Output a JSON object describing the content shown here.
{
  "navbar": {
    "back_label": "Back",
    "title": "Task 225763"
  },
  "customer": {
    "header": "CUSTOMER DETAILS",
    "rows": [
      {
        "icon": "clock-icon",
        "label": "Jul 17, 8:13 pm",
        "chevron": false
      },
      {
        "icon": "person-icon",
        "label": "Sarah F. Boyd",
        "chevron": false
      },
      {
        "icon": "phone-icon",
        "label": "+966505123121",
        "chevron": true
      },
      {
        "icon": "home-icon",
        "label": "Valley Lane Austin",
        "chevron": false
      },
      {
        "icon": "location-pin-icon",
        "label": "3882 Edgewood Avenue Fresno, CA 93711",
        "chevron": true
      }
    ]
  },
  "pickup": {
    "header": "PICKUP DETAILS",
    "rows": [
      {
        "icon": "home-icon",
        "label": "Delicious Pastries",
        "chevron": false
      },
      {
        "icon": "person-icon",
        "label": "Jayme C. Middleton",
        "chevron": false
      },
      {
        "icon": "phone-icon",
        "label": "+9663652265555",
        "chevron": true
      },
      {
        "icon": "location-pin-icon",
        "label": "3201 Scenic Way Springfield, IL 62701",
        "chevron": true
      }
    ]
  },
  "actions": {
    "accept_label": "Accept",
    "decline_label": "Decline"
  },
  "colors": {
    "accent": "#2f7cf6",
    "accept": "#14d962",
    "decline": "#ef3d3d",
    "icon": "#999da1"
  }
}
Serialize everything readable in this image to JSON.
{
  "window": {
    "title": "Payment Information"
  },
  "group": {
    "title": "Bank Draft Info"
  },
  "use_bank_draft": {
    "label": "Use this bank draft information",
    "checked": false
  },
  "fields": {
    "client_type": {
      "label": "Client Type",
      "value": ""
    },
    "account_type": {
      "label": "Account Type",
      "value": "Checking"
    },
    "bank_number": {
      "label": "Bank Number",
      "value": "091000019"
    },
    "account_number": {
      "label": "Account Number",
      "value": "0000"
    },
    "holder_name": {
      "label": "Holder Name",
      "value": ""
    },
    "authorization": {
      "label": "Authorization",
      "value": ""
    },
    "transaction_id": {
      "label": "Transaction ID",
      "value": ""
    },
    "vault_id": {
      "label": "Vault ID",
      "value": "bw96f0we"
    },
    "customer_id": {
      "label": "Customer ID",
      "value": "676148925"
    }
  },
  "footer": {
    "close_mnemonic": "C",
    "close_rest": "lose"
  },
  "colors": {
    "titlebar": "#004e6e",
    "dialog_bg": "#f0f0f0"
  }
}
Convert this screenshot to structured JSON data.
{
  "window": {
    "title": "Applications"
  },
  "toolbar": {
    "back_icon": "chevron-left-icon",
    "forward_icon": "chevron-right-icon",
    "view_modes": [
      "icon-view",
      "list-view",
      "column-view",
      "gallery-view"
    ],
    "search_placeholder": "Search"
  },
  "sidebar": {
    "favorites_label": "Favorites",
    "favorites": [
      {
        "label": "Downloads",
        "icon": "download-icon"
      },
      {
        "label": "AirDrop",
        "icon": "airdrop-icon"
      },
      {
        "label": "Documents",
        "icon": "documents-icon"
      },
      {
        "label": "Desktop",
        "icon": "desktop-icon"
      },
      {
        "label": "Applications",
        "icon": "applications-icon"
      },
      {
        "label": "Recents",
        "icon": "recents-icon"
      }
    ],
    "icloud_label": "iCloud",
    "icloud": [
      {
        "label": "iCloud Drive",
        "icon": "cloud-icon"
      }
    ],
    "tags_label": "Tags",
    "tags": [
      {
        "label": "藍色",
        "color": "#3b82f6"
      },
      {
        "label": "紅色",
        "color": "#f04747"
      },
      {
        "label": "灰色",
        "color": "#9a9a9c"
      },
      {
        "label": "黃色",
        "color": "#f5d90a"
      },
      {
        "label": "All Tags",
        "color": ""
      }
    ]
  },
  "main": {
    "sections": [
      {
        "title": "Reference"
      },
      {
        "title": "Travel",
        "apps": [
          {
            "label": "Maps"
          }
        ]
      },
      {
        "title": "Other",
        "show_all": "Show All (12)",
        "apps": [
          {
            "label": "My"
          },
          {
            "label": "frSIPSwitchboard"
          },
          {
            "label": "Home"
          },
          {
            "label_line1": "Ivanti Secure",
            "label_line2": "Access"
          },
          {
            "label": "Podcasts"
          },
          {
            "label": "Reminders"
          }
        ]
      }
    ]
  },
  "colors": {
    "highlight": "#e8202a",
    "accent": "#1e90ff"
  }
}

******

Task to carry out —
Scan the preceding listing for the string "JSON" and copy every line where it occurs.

Exercise answer —
Output a JSON object describing the content shown here.
Serialize everything readable in this image to JSON.
Convert this screenshot to structured JSON data.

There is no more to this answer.